Vodka is one of the most popular types of spirits in the world.  Vodka itself may say “the most”.  Last year in Canada, vodka sales totalled 1.5 billion dollars.  Whether you enjoy it in Moscow Mule or Cosmopolitan or enjoy it chilled out of the freezer, try adding some of these neat facts to your vodka.

 Just Like Whisky

Whisky comes from Uisgue Beatha – Gaelic for Water of Life.  Vodka is derived from “voda” – which is Russian for “water”.

.2 Degrees of Separation

Scotch whisky can be distilled to a maximum of 94.8%.  Vodka is distilled at 95% or higher.

Keep The Change.

The world’s most expensive vodka is the aptly named Billionaire Vodka.  One bottle will set you bank account back 3.7 million dollars.  But it does get delivered to you by a begloved, heat-packing courier.

I Don’t Know If I Wood.

In vodka’s infancy, vodka was regularly made with wood alcohol and then sold in buckets.

Can’t Have Gluten?

Don’t put that empty glass away just yet.  There are many vodkas made from corn or potatoes.  The result – a gluten free pour.  Cheers.

Shaken, Not Stirred.

Bond’s Vesper martini is best enjoyed in the former as shaking it releases more antioxidants.

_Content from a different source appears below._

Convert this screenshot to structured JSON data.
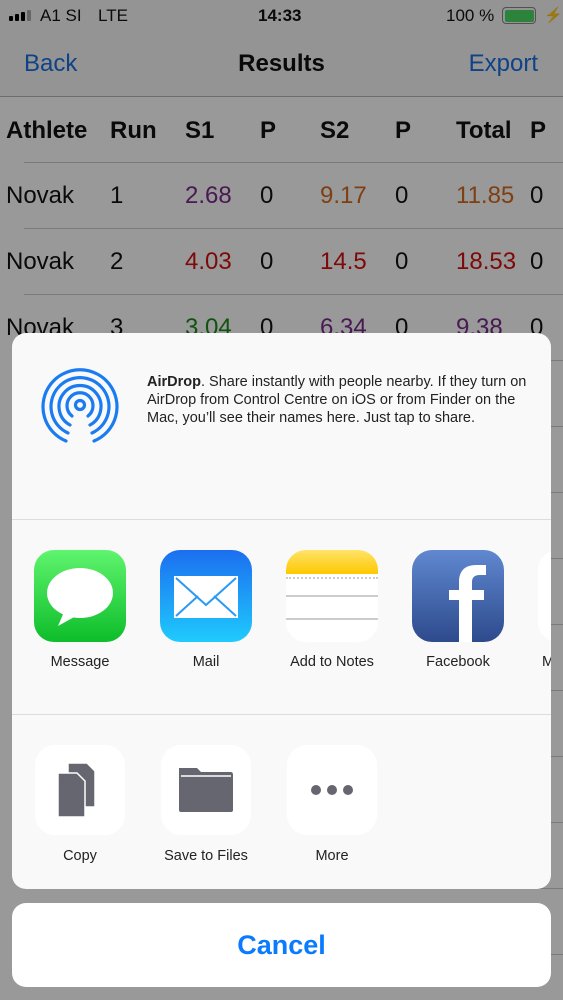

The Pyotr Principle.

He was born a poor-as-dirt Russian serf.  But his fortune literally changed when he started his vodka company in 1864.  Now his vodka sold in 130 countries.  Here’s to Pyotr Arenievich Smirnov.

4, Konnogvardeisky Boulevard.

That’s the address for the Museum of Russian Vodka.  Really – it’s a thing.